There’s one thing for certain. If go through the time and expense of entering into a premarital agreement, you want to make sure it’s actually enforceable. Otherwise, your efforts may literally feel like a waste of money and time if your marriage doesn’t work out.
First, a little background about prenuptial agreements. You might think they take the romance out of marriage. However, there are many cases where they are beneficial. That said, that doesn’t mean they come without legal requirements.
It was 1988 when the New Jersey legislature first made laws regarding agreements between those planning to get married. In 2006, the law actually became the "Uniform Premarital and Pre-Civil Union Agreement Act."
The purpose of premarital agreements deals solely with the parties’ assets and liabilities. Therefore, a premarital agreement does not address custody, parenting time, or child support. According to NJSA 37:2-33, the agreement must be in writing and signed by both parties. A statement of the related assets must be attached to the agreement.
A premarital agreement is not just significant in the event that a marriage fails. Although many couples like to make decisions together, a premarital agreement can act as a contract regarding the rights and obligations of property during the marriage. For example, a wife who owns a vacation home does not need her husband’s consent to sell or lease the property. Of course, that only applies if the vacation home purchased before marriage is listed as an asset in the prenuptial agreement.
Enforcement of the Premarital Agreement
New Jersey law also addresses the enforcement of premarital agreements. So, what happens if there is a dispute about the enforcement of a prenuptial agreement? It will be up to the party alleging the agreement is unenforceable to provide clear and convincing evidence that the agreement is invalid. NJSA 37:2-38 provides reasons that could negate the enforcement of a premarital agreement as follows:
- One of the parties did not voluntarily execute the agreement.
- The agreement was determined unconscionable when it was executed, as determined by the court. The reasons a judge may find a premarital agreement unconscionable include:
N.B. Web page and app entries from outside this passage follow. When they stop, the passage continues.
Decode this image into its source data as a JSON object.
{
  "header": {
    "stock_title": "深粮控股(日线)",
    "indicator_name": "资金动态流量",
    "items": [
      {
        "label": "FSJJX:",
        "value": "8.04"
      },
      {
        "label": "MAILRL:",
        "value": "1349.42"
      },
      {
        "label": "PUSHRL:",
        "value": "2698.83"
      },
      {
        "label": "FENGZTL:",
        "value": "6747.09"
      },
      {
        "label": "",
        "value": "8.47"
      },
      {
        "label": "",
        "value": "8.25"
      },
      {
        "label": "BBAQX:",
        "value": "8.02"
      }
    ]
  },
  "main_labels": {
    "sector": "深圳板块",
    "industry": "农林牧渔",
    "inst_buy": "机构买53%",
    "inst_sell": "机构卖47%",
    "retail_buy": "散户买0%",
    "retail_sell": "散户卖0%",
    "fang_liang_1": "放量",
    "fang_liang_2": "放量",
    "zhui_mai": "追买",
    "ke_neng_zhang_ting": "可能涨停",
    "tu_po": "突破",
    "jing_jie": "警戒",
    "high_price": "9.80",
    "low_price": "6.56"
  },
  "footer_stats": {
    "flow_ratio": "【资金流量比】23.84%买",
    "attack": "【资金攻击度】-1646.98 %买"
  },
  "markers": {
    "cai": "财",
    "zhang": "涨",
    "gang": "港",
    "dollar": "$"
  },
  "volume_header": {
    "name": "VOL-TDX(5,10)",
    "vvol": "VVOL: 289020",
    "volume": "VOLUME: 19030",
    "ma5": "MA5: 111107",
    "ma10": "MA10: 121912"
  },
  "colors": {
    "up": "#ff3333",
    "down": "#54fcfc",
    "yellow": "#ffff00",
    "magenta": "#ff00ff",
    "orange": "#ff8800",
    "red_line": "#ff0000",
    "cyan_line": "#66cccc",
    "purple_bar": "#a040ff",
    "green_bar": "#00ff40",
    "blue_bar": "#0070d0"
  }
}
- Full and fair disclosure of one of the parties’ earnings, property, and financial obligations was not provided before the agreement was signed.
- One of the parties did not voluntarily and expressly waive, in writing, any right to disclosure of the property or financial obligations of the other party beyond the disclosure provided.
- One of the parties did not have, or reasonably could not have had, an adequate knowledge of the property or financial obligations of the other party; or
- The parties did not have independent legal counsel and did not voluntarily and expressly waive, in writing, the opportunity to consult with independent legal counsel.
Once again, the burden of proof for disputing the enforceability of a prenuptial agreement falls on the party making the claim. Among other things, a recent New Jersey Appellate Court decision dealt with this issue.
Nullification of Premarital Agreement
At the end of last month, the New Jersey Appellate Division submitted an unpublished legal opinion in the matter of Dobre v. Dobre, NJ: Appellate Div. 2018. The fact that the decision is unpublished means that it only applies to the named parties. It is not considered precedential law.
Lillian and Niksa Dobre met in 2003 and married in 2004. Lillian indicated Niksa first came to the United States in 1999 from Croatia. However, Niksa testified that he moved to the country in 2001. He first came on a tourist visa and later obtained a media visa while working for a newspaper agency from Montenegro. The media visa was achieved with the help of George Akst, an immigration lawyer.
Lillian acknowledged that Niksa’s first language is Serbian and that she also spoke the language. According to Lillian, the two conversed in both languages.
When Niksa asked Lillian to marry him, she refused unless he agreed to sign a premarital agreement. Lillian owned a great deal of property and was also the recipient of a number of gifts from her wealthy mother. She testified that Niksa wanted American citizenship and was therefore okay with executing the document.
Lillian hired an attorney to draft the prenuptial agreement, which addressed the parties’ assets and debts. The language of the agreement discusses what would happen in the event the couple divorced. A schedule purporting to be Lillian’s assets and liabilities is attached to the agreement.
Independent Legal Counsel
In accordance with the statutory requirements, the drafted agreement also contains a sentence that reads that both parties “"have each been independently represented with respect to the negotiations and preparation of this agreement." Meanwhile, legal counsel for neither party was identified.
Interestingly enough, Niksa says that he didn’t even find out about the existence of a premarital agreement until after his wife filed for divorce in 2013. He only recalled a request to sign papers regarding life insurance benefits.
Lillian stated that Niksa knew full well about the document. In fact, Niksa consulted with his immigration attorney before signing the agreement. Lillian claimed that she accompanied Niksa to Akst’s office and signed the papers there. A Serbian interpreter was not present when the agreement was executed.
One problem. George Akst testified that his practice is limited to immigration law. Furthermore, he says he never counseled Niksa on the premarital agreement. The agreement was not signed in his office.
After reviewing the facts and circumstances, the lower court found the prenuptial agreement invalid. “The record lack(ed) any convincing evidence that defendant, before signing the agreement, consulted with independent counsel or that he ‘voluntarily and expressly waive[d], in writing, the opportunity to consult with independent legal counsel."